In the wake of King George VI’s death, all cinemas and theatres closed, sports fixtures were cancelled and flags were lowered to half-mast to reflect the mood of the nation.
Following the death of Queen Elizabeth II, many businesses have sought to pay their respects to the late British monarch through social media posts or by closing their doors on the date of her funeral.
In their eagerness to share in the nation’s grieving, however, brands risk sending out the wrong message. Take Ann Summers, whose hurried tribute to the Queen appeared above links to purchase sex toys and lingerie on its site.
Or CrossFit UK, which added a “one-minute rest in silence” to the “Queen Elizabeth II” workout routine it shared on Instagram hours after her death was confirmed.

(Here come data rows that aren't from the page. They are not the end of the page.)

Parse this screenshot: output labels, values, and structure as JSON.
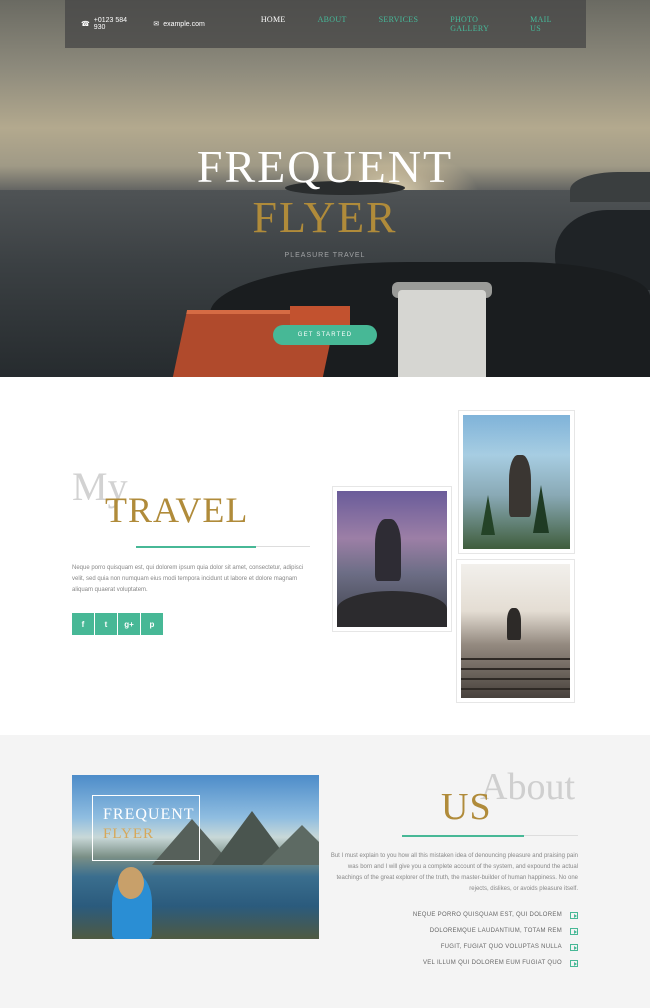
{
  "header": {
    "phone": "+0123 584 930",
    "email": "example.com",
    "nav": [
      "HOME",
      "ABOUT",
      "SERVICES",
      "PHOTO GALLERY",
      "MAIL US"
    ]
  },
  "hero": {
    "title_line1": "FREQUENT",
    "title_line2": "FLYER",
    "subtitle": "PLEASURE TRAVEL",
    "cta_label": "GET STARTED"
  },
  "travel": {
    "small_word": "My",
    "title": "TRAVEL",
    "body": "Neque porro quisquam est, qui dolorem ipsum quia dolor sit amet, consectetur, adipisci velit, sed quia non numquam eius modi tempora incidunt ut labore et dolore magnam aliquam quaerat voluptatem.",
    "social": [
      "f",
      "t",
      "g+",
      "p"
    ]
  },
  "about": {
    "image_title1": "FREQUENT",
    "image_title2": "FLYER",
    "small_word": "About",
    "title": "US",
    "body": "But I must explain to you how all this mistaken idea of denouncing pleasure and praising pain was born and I will give you a complete account of the system, and expound the actual teachings of the great explorer of the truth, the master-builder of human happiness. No one rejects, dislikes, or avoids pleasure itself.",
    "list": [
      "NEQUE PORRO QUISQUAM EST, QUI DOLOREM",
      "DOLOREMQUE LAUDANTIUM, TOTAM REM",
      "FUGIT, FUGIAT QUO VOLUPTAS NULLA",
      "VEL ILLUM QUI DOLOREM EUM FUGIAT QUO"
    ]
  },
  "colors": {
    "accent": "#47b896",
    "gold": "#b08b3a"
  }
}
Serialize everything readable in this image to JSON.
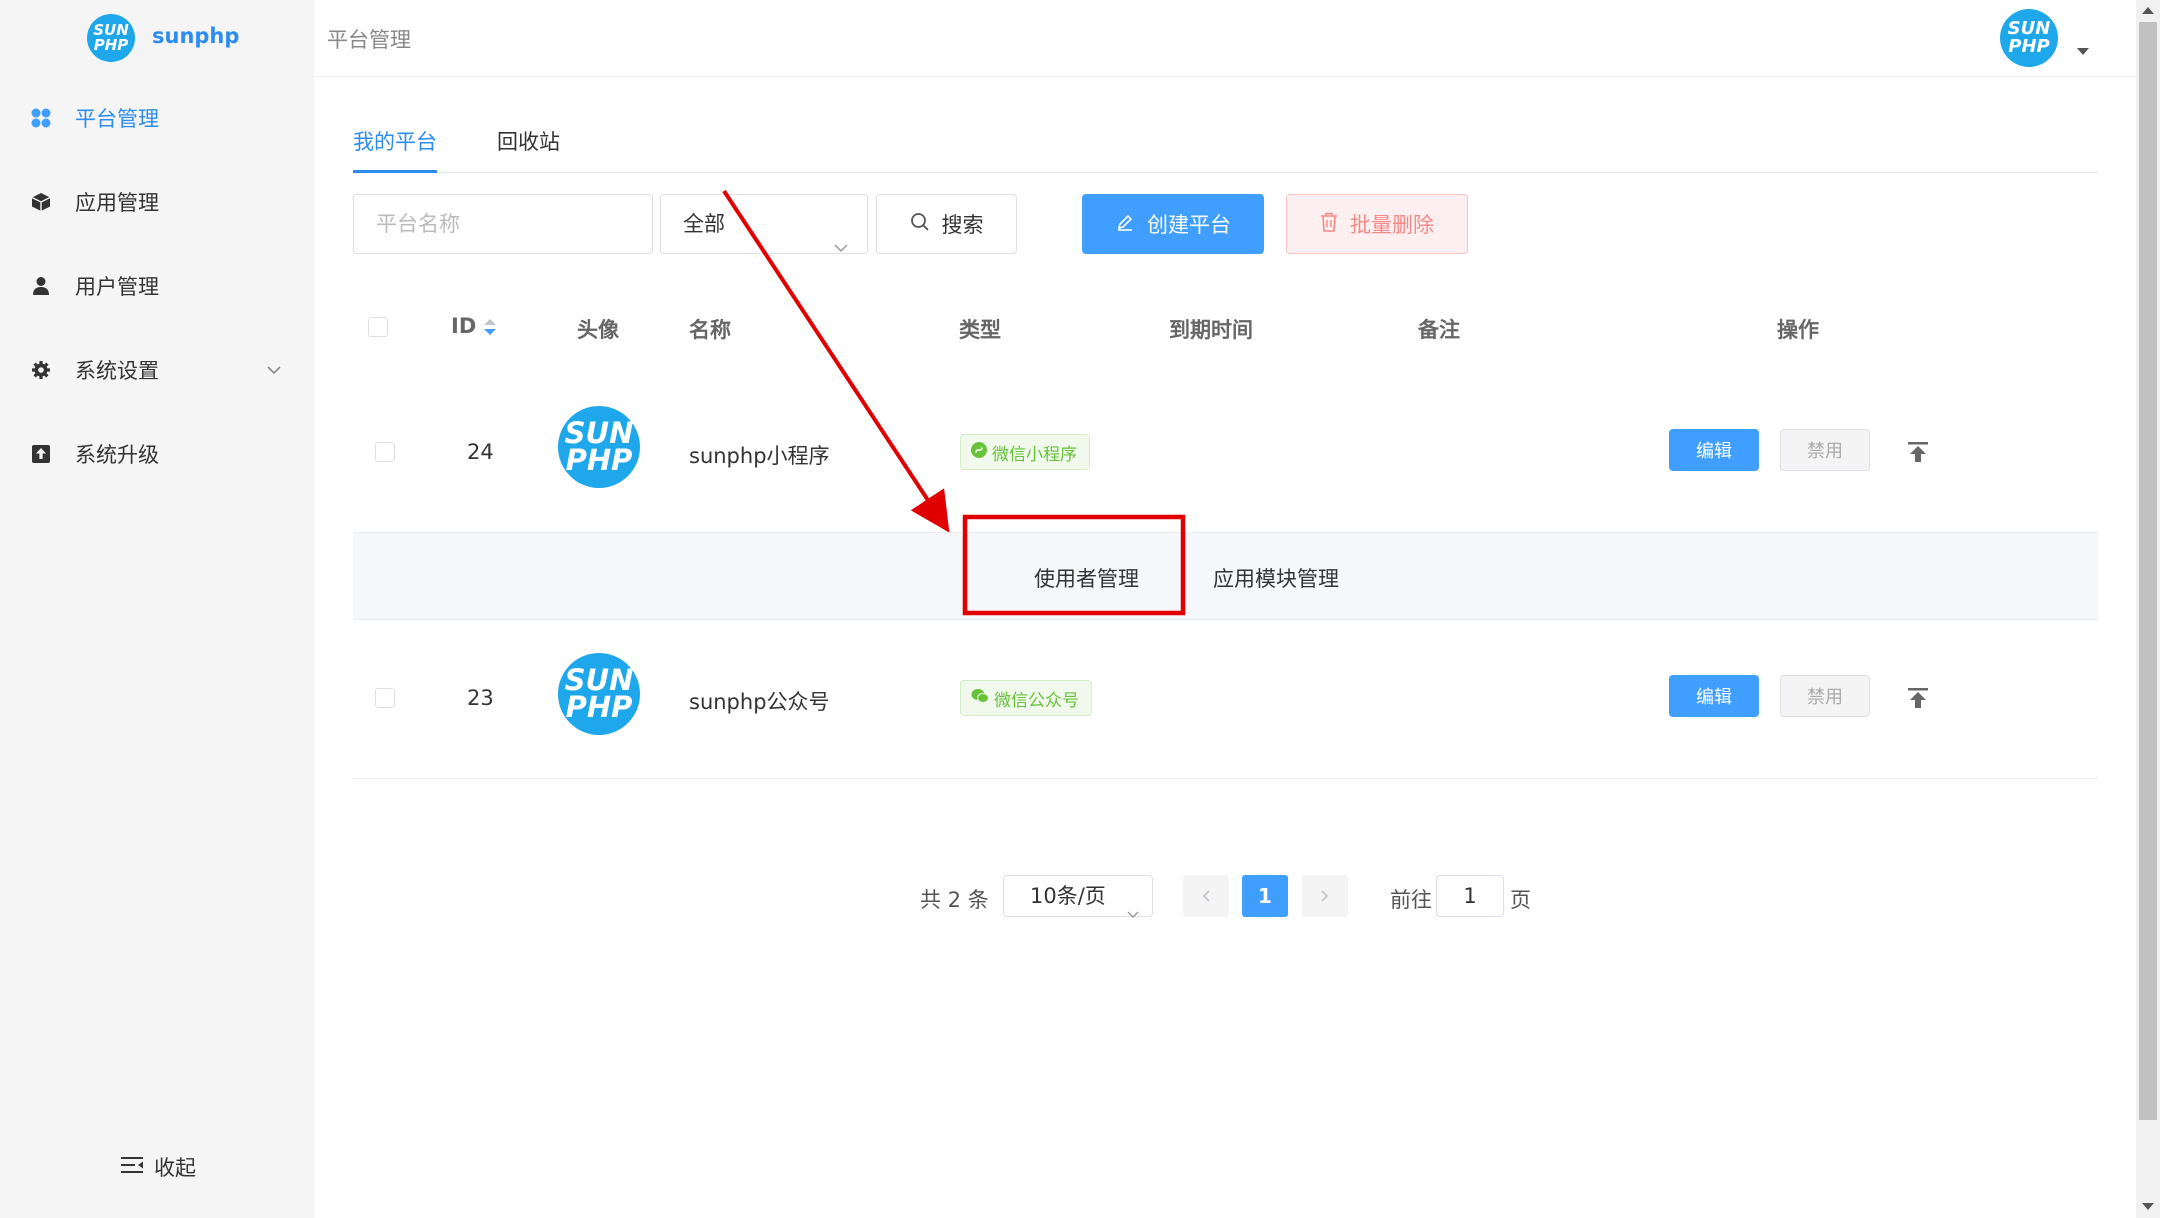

The psychology of social media generates a need to be seen and, as the number of blacked-out logos on Twitter increased, the pressure grew for more companies to follow suit.
But, no matter how well-intentioned the tribute, companies must walk a fine line between deference and disrespect. Although toy manufacturer Playmobil may have considered its black and white picture of one of its figures dressed as the Queen a fitting homage, Twitter users labelled it “grotesque”.
If the message is misinterpreted, it can easily appear as though businesses are turning the Queen’s death into a marketing opportunity. According to a new YouGov survey, 58% of the British public say brand messages about the Queen are driven by PR reasons rather than a sincere desire to pay respects, while only three in 10 say it’s more likely that these messages come from the heart.
It raises the question of whether these brands even needed to share anything in the first place. While the Queen’s health wavered, was anyone left thinking, “I wonder whether Shrek’s Adventure! will pay a mark of respect?”
As one social media user said: “If I was a brand right now I would simply not tweet.”
In traditional media, many brands have taken the opposite approach, pulling advertising from printed papers and cancelling events. Papers and broadcasters took the decision to introduce an advertising blackout, while Burberry and Raf Simons have pulled out of their London Fashion Week shows.
The actions of these businesses and the response of consumers show that, in certain circumstances, stepping out of the spotlight can generate the best PR.
This perceived need to be seen to be respectful has also jumped from the pages of social media and into the real world. Earlier this week, supermarket chain Morrisons pledged to turn down its checkout ‘bleeps’ in honour of the Queen and Centre Parcs announced it would be shutting its UK sites for the day of the state funeral.
Holidaymakers were quick to share their dismay at the company’s decision, which would have made it necessary for many to vacate the park for the night, only to return again the next day. Centre Parcs claims the gesture was “a mark of respect” but had to reverse its decision following the backlash from its customers. It leaves us questioning whether it was worth doing anything in the first place?
At this time, all people really want is for businesses to reflect the sombre mood of the nation. This could include cancelling a planned corporate party, postponing a new product launch or sharing fond memories of visits from the Queen. It doesn’t mean that Domino’s has to share its condolences with the Royal Family on Twitter.